Raw data Start Marker

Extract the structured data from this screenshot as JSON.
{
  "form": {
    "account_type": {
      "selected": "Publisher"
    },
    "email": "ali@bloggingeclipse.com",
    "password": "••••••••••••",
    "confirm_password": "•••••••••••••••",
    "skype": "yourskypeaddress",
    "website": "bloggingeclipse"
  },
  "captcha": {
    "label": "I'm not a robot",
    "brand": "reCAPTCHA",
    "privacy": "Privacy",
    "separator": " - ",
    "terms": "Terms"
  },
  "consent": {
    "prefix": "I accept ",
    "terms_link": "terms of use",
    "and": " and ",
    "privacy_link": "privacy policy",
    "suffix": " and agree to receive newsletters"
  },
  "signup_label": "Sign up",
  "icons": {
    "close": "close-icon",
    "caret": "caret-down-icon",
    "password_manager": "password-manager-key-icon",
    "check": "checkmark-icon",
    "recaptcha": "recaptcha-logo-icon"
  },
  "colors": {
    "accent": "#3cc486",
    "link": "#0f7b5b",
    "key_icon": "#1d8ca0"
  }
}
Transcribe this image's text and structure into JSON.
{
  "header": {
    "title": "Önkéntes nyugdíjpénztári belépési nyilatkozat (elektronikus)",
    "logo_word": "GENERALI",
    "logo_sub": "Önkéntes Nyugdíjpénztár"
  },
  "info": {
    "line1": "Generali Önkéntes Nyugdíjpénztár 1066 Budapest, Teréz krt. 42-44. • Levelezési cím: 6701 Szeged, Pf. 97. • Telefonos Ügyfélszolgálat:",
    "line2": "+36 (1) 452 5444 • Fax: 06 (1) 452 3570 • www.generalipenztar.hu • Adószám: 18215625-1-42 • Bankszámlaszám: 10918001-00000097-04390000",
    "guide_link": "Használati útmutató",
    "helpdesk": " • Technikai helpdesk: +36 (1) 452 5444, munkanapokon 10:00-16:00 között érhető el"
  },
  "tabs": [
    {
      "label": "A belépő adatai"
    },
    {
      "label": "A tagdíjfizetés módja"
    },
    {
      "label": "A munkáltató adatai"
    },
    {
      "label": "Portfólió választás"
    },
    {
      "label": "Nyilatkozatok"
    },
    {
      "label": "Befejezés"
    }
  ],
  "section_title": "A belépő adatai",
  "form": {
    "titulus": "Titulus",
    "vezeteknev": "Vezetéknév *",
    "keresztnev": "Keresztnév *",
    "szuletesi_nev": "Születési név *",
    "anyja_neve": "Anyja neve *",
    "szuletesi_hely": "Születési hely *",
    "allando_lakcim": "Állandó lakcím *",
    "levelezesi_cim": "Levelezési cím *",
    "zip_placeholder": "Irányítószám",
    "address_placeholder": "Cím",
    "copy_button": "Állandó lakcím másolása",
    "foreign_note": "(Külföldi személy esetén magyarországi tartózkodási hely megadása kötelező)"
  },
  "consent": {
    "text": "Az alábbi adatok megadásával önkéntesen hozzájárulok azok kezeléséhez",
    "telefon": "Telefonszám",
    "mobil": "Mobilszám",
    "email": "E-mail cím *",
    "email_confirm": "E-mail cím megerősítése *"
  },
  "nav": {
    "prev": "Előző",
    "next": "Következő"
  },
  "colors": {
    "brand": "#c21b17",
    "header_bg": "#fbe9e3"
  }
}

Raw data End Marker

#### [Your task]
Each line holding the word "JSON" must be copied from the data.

#### [Solution]
Extract the structured data from this screenshot as JSON.
Transcribe this image's text and structure into JSON.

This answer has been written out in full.